The Government Pension Fund:

New climate criterion for the exclusion of companies from the Government Pension Fund Global (GPFG)

Published under: Solberg's Government

Publisher Ministry of Finance

The Government will introduce a new criterion to exclude companies whose conduct to an unacceptable degree entail greenhouse gas emissions. Together with a strengthening of active ownership, this represents a responsible investment practice that pays due heed to both the ethical and the financial aspects of climate change, within the role of the Fund as a financial investor, says the Minister of Finance, Siv Jensen.

New climate criterion
An expert group has examined the policy tools available to the Fund in relation to climate issues. The report from the group has been circulated for consultation.

The Government will introduce, against the background of the report and the consultative comments, a new conduct-based exclusion criterion aimed at «acts and omissions that, on an aggregate company level, to an unacceptable degree entail greenhouse gas emissions». The criterion is broad in scope, and not limited to specific sectors or types of greenhouse gases. It will also accommodate norm changes within this field over time. The wording is identical to that proposed by the Council on Ethics in its consultative comments. 

Political bodies have adopted ethically motivated criteria for the exclusion of companies from the GPFG. Some of these criteria are based on which products companies produce, whilst others are based on the conduct of companies. The intention behind the ethical criteria is to reduce the risk that the Fund is invested in companies that contribute to, or are themselves responsible for, gross violations of ethical norms.


No product-based exclusion
Energy is an input used in virtually all economic activity, and access to energy is thus of decisive importance to global welfare and development. The Government agrees with the professional assessment of the expert group that ethically motivated exclusion of all coal and petroleum companies based on their products would not be appropriate. The energy production, energy use or CO2 emissions of such companies cannot per se be said to be contrary to generally accepted ethical norms. 
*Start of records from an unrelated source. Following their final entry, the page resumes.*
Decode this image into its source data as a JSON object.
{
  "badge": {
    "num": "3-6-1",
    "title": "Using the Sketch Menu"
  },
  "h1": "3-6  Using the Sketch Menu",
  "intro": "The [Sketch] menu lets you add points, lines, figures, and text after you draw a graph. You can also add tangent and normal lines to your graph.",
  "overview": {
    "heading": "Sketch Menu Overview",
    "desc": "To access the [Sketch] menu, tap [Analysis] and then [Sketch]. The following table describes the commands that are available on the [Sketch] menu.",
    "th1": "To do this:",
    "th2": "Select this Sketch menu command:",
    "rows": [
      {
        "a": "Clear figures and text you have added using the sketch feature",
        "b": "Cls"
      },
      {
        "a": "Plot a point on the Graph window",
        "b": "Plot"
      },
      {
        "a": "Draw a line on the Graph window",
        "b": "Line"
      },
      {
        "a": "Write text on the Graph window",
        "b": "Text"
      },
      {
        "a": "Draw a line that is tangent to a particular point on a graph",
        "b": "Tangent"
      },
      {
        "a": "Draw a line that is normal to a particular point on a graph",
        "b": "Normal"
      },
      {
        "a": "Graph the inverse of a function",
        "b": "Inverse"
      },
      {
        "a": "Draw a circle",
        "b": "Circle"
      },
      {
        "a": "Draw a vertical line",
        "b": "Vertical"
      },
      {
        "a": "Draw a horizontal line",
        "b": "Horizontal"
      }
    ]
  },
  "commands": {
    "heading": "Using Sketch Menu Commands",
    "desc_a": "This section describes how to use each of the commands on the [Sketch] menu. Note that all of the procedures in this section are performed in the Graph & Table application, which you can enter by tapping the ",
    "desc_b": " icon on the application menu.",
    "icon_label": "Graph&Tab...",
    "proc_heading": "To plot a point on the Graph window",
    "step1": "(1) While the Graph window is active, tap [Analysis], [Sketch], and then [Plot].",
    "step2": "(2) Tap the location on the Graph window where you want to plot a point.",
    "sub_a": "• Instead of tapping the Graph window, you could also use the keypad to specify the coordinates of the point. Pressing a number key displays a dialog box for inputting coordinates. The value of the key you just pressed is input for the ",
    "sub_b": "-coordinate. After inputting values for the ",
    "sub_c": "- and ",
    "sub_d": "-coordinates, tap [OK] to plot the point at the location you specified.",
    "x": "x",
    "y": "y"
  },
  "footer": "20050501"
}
- I have noted that the expert group is of the opinion that use of the Fund as a climate policy tool would be both inappropriate and ineffective. The measures introduced by the Government are premised on the broad consensus concerning the role of the Fund as a financial investor, which has facilitated the robust long-term management of our savings, says the Minister of Finance, Siv Jensen.


Engagement as the key policy tool
- Active ownership and dialogue shall remain the key tools for addressing climate issues in the management of the Fund, says the Minister of Finance, Siv Jensen.

Norges Bank has already implemented a number of the changes proposed by the expert group. Climate issues are also taken into consideration in the general risk assessments of portfolio companies carried out by Norges Bank. The Bank has in recent years made more than a hundred risk-based divestments, including holdings in coal extraction and coal power companies. Such divestments take place within the scope of the mandate set by the Ministry. 

The Ministry will request Norges Bank to conduct a specific risk-based review of portfolio companies whose involvement in coal extraction, coal power generation or coal-based energy conversion represent a significant part of their business.


Expanded environmental mandates
A number of the consultative comments call for an expansion of the Fund’s renewable energy investments. Today’s report to Parliament announces that the scale of the environment-related investment mandates for the GPFG will be expanded to NOK 30–60 billion. A process has also been launched to examine whether the Fund should be permitted to be invested in unlisted infrastructure, including renewable energy infrastructure.